[Dataset entries]
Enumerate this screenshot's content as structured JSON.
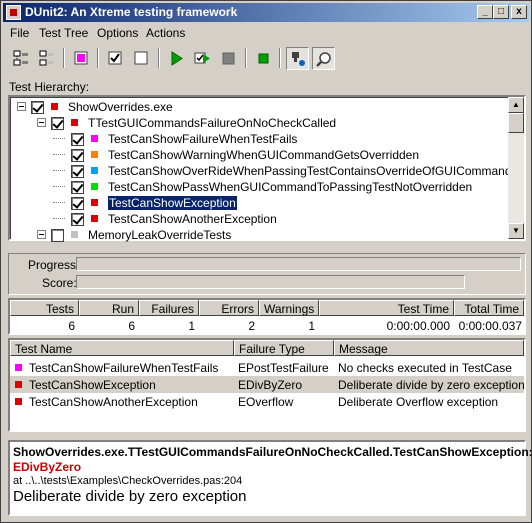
{
  "window": {
    "title": "DUnit2: An Xtreme testing framework",
    "min_btn": "_",
    "max_btn": "□",
    "close_btn": "x"
  },
  "menu": [
    "File",
    "Test Tree",
    "Options",
    "Actions"
  ],
  "toolbar": {
    "icons": [
      "select-all-icon",
      "deselect-all-icon",
      "select-failed-icon",
      "check-icon",
      "uncheck-icon",
      "run-icon",
      "run-selected-icon",
      "stop-icon",
      "run-current-icon",
      "break-on-failure-icon",
      "find-icon"
    ]
  },
  "hierarchy": {
    "label": "Test Hierarchy:",
    "rows": [
      {
        "text": "ShowOverrides.exe",
        "color": "#e00000",
        "checked": true,
        "level": 0,
        "expandable": true,
        "selected": false
      },
      {
        "text": "TTestGUICommandsFailureOnNoCheckCalled",
        "color": "#e00000",
        "checked": true,
        "level": 1,
        "expandable": true,
        "selected": false
      },
      {
        "text": "TestCanShowFailureWhenTestFails",
        "color": "#ff00ff",
        "checked": true,
        "level": 2,
        "expandable": false,
        "selected": false
      },
      {
        "text": "TestCanShowWarningWhenGUICommandGetsOverridden",
        "color": "#ff8000",
        "checked": true,
        "level": 2,
        "expandable": false,
        "selected": false
      },
      {
        "text": "TestCanShowOverRideWhenPassingTestContainsOverrideOfGUICommand",
        "color": "#00a0ff",
        "checked": true,
        "level": 2,
        "expandable": false,
        "selected": false
      },
      {
        "text": "TestCanShowPassWhenGUICommandToPassingTestNotOverridden",
        "color": "#00e000",
        "checked": true,
        "level": 2,
        "expandable": false,
        "selected": false
      },
      {
        "text": "TestCanShowException",
        "color": "#e00000",
        "checked": true,
        "level": 2,
        "expandable": false,
        "selected": true
      },
      {
        "text": "TestCanShowAnotherException",
        "color": "#e00000",
        "checked": true,
        "level": 2,
        "expandable": false,
        "selected": false
      },
      {
        "text": "MemoryLeakOverrideTests",
        "color": "#c0c0c0",
        "checked": false,
        "level": 1,
        "expandable": true,
        "selected": false
      }
    ]
  },
  "progress": {
    "progress_label": "Progress:",
    "score_label": "Score:",
    "progress_fraction": 0,
    "score_fraction": 0
  },
  "stats": {
    "headers": [
      "Tests",
      "Run",
      "Failures",
      "Errors",
      "Warnings",
      "Test Time",
      "Total Time"
    ],
    "values": [
      "6",
      "6",
      "1",
      "2",
      "1",
      "0:00:00.000",
      "0:00:00.037"
    ]
  },
  "failures": {
    "headers": [
      "Test Name",
      "Failure Type",
      "Message"
    ],
    "rows": [
      {
        "name": "TestCanShowFailureWhenTestFails",
        "type": "EPostTestFailure",
        "message": "No checks executed in TestCase",
        "color": "#ff00ff",
        "selected": false
      },
      {
        "name": "TestCanShowException",
        "type": "EDivByZero",
        "message": "Deliberate divide by zero exception",
        "color": "#e00000",
        "selected": true
      },
      {
        "name": "TestCanShowAnotherException",
        "type": "EOverflow",
        "message": "Deliberate Overflow exception",
        "color": "#e00000",
        "selected": false
      }
    ]
  },
  "details": {
    "test_path": "ShowOverrides.exe.TTestGUICommandsFailureOnNoCheckCalled.TestCanShowException:",
    "exception": "EDivByZero",
    "location": "at ..\\..\\tests\\Examples\\CheckOverrides.pas:204",
    "message": "Deliberate divide by zero exception"
  }
}
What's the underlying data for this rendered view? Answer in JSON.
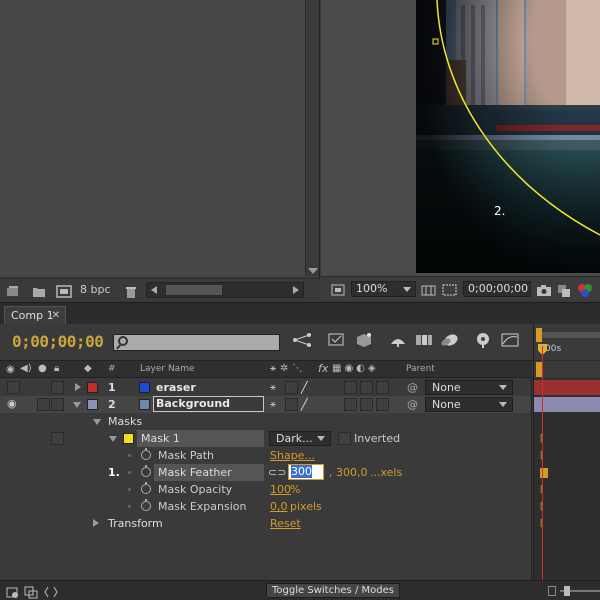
{
  "project_panel": {
    "footer": {
      "bpc_label": "8 bpc"
    }
  },
  "viewer": {
    "marker_label": "2.",
    "footer": {
      "zoom": "100%",
      "timecode": "0;00;00;00"
    }
  },
  "timeline": {
    "tab_label": "Comp 1",
    "timecode": "0;00;00;00",
    "ruler_label": "00s",
    "columns": {
      "number": "#",
      "layer_name": "Layer Name",
      "parent": "Parent"
    },
    "layers": [
      {
        "number": "1",
        "name": "eraser",
        "color": "#c0302a",
        "parent": "None"
      },
      {
        "number": "2",
        "name": "Background",
        "color": "#8c8fb8",
        "parent": "None"
      }
    ],
    "masks_label": "Masks",
    "mask": {
      "name": "Mask 1",
      "color": "#f0e020",
      "mode": "Dark...",
      "inverted_label": "Inverted"
    },
    "properties": {
      "mask_path": {
        "label": "Mask Path",
        "value": "Shape..."
      },
      "mask_feather": {
        "label": "Mask Feather",
        "value_edit": "300",
        "value_rest": ", 300,0",
        "value_units": "...xels",
        "step_marker": "1."
      },
      "mask_opacity": {
        "label": "Mask Opacity",
        "value": "100",
        "unit": "%"
      },
      "mask_expansion": {
        "label": "Mask Expansion",
        "value": "0,0",
        "unit": "pixels"
      }
    },
    "transform": {
      "label": "Transform",
      "reset": "Reset"
    },
    "toggle_label": "Toggle Switches / Modes"
  }
}
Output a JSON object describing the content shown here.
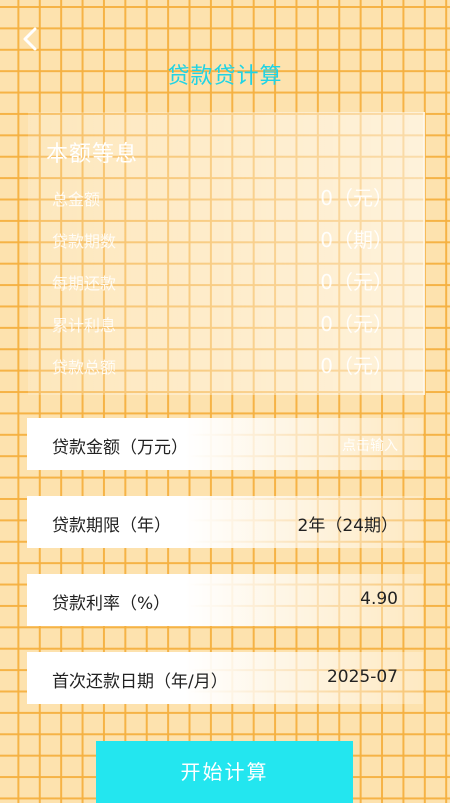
{
  "header": {
    "title": "贷款贷计算",
    "back_icon": "chevron-left-icon"
  },
  "summary": {
    "title": "本额等息",
    "rows": [
      {
        "label": "总金额",
        "value": "0（元）"
      },
      {
        "label": "贷款期数",
        "value": "0（期）"
      },
      {
        "label": "每期还款",
        "value": "0（元）"
      },
      {
        "label": "累计利息",
        "value": "0（元）"
      },
      {
        "label": "贷款总额",
        "value": "0（元）"
      }
    ]
  },
  "form": {
    "amount": {
      "label": "贷款金额（万元）",
      "placeholder": "点击输入"
    },
    "term": {
      "label": "贷款期限（年）",
      "value": "2年（24期）"
    },
    "rate": {
      "label": "贷款利率（%）",
      "value": "4.90"
    },
    "first_date": {
      "label": "首次还款日期（年/月）",
      "value": "2025-07"
    }
  },
  "actions": {
    "start_label": "开始计算"
  },
  "colors": {
    "accent": "#1fd3e4",
    "button": "#23e6ef",
    "grid": "#f5b040",
    "background": "#fde2ae"
  }
}
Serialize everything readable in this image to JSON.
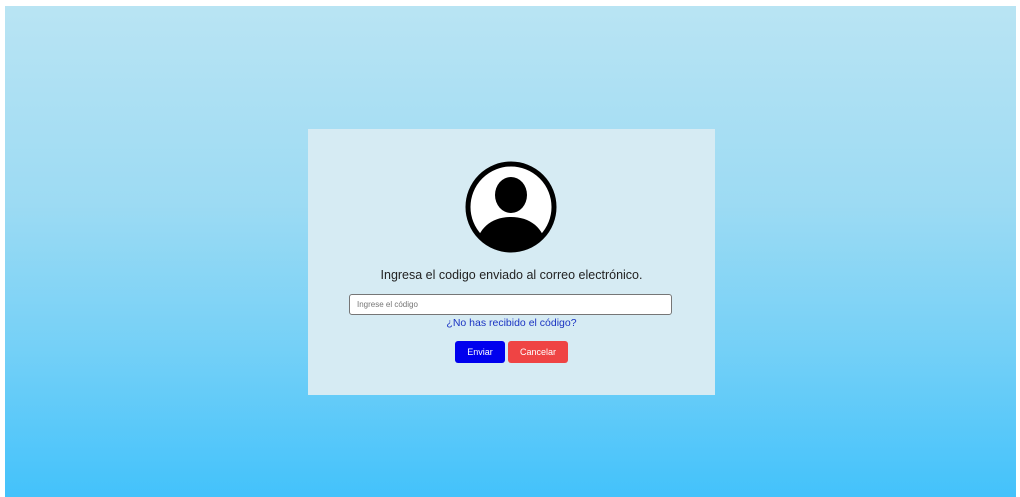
{
  "colors": {
    "background_top": "#b9e4f3",
    "background_bottom": "#43c2fb",
    "card": "#d6ebf3",
    "send_button": "#0000ee",
    "cancel_button": "#ef4444",
    "link": "#1a33c2"
  },
  "card": {
    "avatar_icon": "user-avatar-icon",
    "instruction": "Ingresa el codigo enviado al correo electrónico.",
    "code_input": {
      "value": "",
      "placeholder": "Ingrese el código"
    },
    "resend_link": "¿No has recibido el código?",
    "send_button": "Enviar",
    "cancel_button": "Cancelar"
  }
}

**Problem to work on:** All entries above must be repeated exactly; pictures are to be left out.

**Solution for this problem:**
Enumerate this screenshot's content as structured JSON.
{
  "window": {
    "title": "DUnit2: An Xtreme testing framework",
    "min_btn": "_",
    "max_btn": "□",
    "close_btn": "x"
  },
  "menu": [
    "File",
    "Test Tree",
    "Options",
    "Actions"
  ],
  "toolbar": {
    "icons": [
      "select-all-icon",
      "deselect-all-icon",
      "select-failed-icon",
      "check-icon",
      "uncheck-icon",
      "run-icon",
      "run-selected-icon",
      "stop-icon",
      "run-current-icon",
      "break-on-failure-icon",
      "find-icon"
    ]
  },
  "hierarchy": {
    "label": "Test Hierarchy:",
    "rows": [
      {
        "text": "ShowOverrides.exe",
        "color": "#e00000",
        "checked": true,
        "level": 0,
        "expandable": true,
        "selected": false
      },
      {
        "text": "TTestGUICommandsFailureOnNoCheckCalled",
        "color": "#e00000",
        "checked": true,
        "level": 1,
        "expandable": true,
        "selected": false
      },
      {
        "text": "TestCanShowFailureWhenTestFails",
        "color": "#ff00ff",
        "checked": true,
        "level": 2,
        "expandable": false,
        "selected": false
      },
      {
        "text": "TestCanShowWarningWhenGUICommandGetsOverridden",
        "color": "#ff8000",
        "checked": true,
        "level": 2,
        "expandable": false,
        "selected": false
      },
      {
        "text": "TestCanShowOverRideWhenPassingTestContainsOverrideOfGUICommand",
        "color": "#00a0ff",
        "checked": true,
        "level": 2,
        "expandable": false,
        "selected": false
      },
      {
        "text": "TestCanShowPassWhenGUICommandToPassingTestNotOverridden",
        "color": "#00e000",
        "checked": true,
        "level": 2,
        "expandable": false,
        "selected": false
      },
      {
        "text": "TestCanShowException",
        "color": "#e00000",
        "checked": true,
        "level": 2,
        "expandable": false,
        "selected": true
      },
      {
        "text": "TestCanShowAnotherException",
        "color": "#e00000",
        "checked": true,
        "level": 2,
        "expandable": false,
        "selected": false
      },
      {
        "text": "MemoryLeakOverrideTests",
        "color": "#c0c0c0",
        "checked": false,
        "level": 1,
        "expandable": true,
        "selected": false
      }
    ]
  },
  "progress": {
    "progress_label": "Progress:",
    "score_label": "Score:",
    "progress_fraction": 0,
    "score_fraction": 0
  },
  "stats": {
    "headers": [
      "Tests",
      "Run",
      "Failures",
      "Errors",
      "Warnings",
      "Test Time",
      "Total Time"
    ],
    "values": [
      "6",
      "6",
      "1",
      "2",
      "1",
      "0:00:00.000",
      "0:00:00.037"
    ]
  },
  "failures": {
    "headers": [
      "Test Name",
      "Failure Type",
      "Message"
    ],
    "rows": [
      {
        "name": "TestCanShowFailureWhenTestFails",
        "type": "EPostTestFailure",
        "message": "No checks executed in TestCase",
        "color": "#ff00ff",
        "selected": false
      },
      {
        "name": "TestCanShowException",
        "type": "EDivByZero",
        "message": "Deliberate divide by zero exception",
        "color": "#e00000",
        "selected": true
      },
      {
        "name": "TestCanShowAnotherException",
        "type": "EOverflow",
        "message": "Deliberate Overflow exception",
        "color": "#e00000",
        "selected": false
      }
    ]
  },
  "details": {
    "test_path": "ShowOverrides.exe.TTestGUICommandsFailureOnNoCheckCalled.TestCanShowException:",
    "exception": "EDivByZero",
    "location": "at ..\\..\\tests\\Examples\\CheckOverrides.pas:204",
    "message": "Deliberate divide by zero exception"
  }
}
What's the underlying data for this rendered view? Answer in JSON.
{
  "project_panel": {
    "footer": {
      "bpc_label": "8 bpc"
    }
  },
  "viewer": {
    "marker_label": "2.",
    "footer": {
      "zoom": "100%",
      "timecode": "0;00;00;00"
    }
  },
  "timeline": {
    "tab_label": "Comp 1",
    "timecode": "0;00;00;00",
    "ruler_label": "00s",
    "columns": {
      "number": "#",
      "layer_name": "Layer Name",
      "parent": "Parent"
    },
    "layers": [
      {
        "number": "1",
        "name": "eraser",
        "color": "#c0302a",
        "parent": "None"
      },
      {
        "number": "2",
        "name": "Background",
        "color": "#8c8fb8",
        "parent": "None"
      }
    ],
    "masks_label": "Masks",
    "mask": {
      "name": "Mask 1",
      "color": "#f0e020",
      "mode": "Dark...",
      "inverted_label": "Inverted"
    },
    "properties": {
      "mask_path": {
        "label": "Mask Path",
        "value": "Shape..."
      },
      "mask_feather": {
        "label": "Mask Feather",
        "value_edit": "300",
        "value_rest": ", 300,0",
        "value_units": "...xels",
        "step_marker": "1."
      },
      "mask_opacity": {
        "label": "Mask Opacity",
        "value": "100",
        "unit": "%"
      },
      "mask_expansion": {
        "label": "Mask Expansion",
        "value": "0,0",
        "unit": "pixels"
      }
    },
    "transform": {
      "label": "Transform",
      "reset": "Reset"
    },
    "toggle_label": "Toggle Switches / Modes"
  }
}
Output a JSON object describing the content shown here.
{
  "header": {
    "title": "贷款贷计算",
    "back_icon": "chevron-left-icon"
  },
  "summary": {
    "title": "本额等息",
    "rows": [
      {
        "label": "总金额",
        "value": "0（元）"
      },
      {
        "label": "贷款期数",
        "value": "0（期）"
      },
      {
        "label": "每期还款",
        "value": "0（元）"
      },
      {
        "label": "累计利息",
        "value": "0（元）"
      },
      {
        "label": "贷款总额",
        "value": "0（元）"
      }
    ]
  },
  "form": {
    "amount": {
      "label": "贷款金额（万元）",
      "placeholder": "点击输入"
    },
    "term": {
      "label": "贷款期限（年）",
      "value": "2年（24期）"
    },
    "rate": {
      "label": "贷款利率（%）",
      "value": "4.90"
    },
    "first_date": {
      "label": "首次还款日期（年/月）",
      "value": "2025-07"
    }
  },
  "actions": {
    "start_label": "开始计算"
  },
  "colors": {
    "accent": "#1fd3e4",
    "button": "#23e6ef",
    "grid": "#f5b040",
    "background": "#fde2ae"
  }
}
Serialize everything readable in this image to JSON.
{
  "colors": {
    "background_top": "#b9e4f3",
    "background_bottom": "#43c2fb",
    "card": "#d6ebf3",
    "send_button": "#0000ee",
    "cancel_button": "#ef4444",
    "link": "#1a33c2"
  },
  "card": {
    "avatar_icon": "user-avatar-icon",
    "instruction": "Ingresa el codigo enviado al correo electrónico.",
    "code_input": {
      "value": "",
      "placeholder": "Ingrese el código"
    },
    "resend_link": "¿No has recibido el código?",
    "send_button": "Enviar",
    "cancel_button": "Cancelar"
  }
}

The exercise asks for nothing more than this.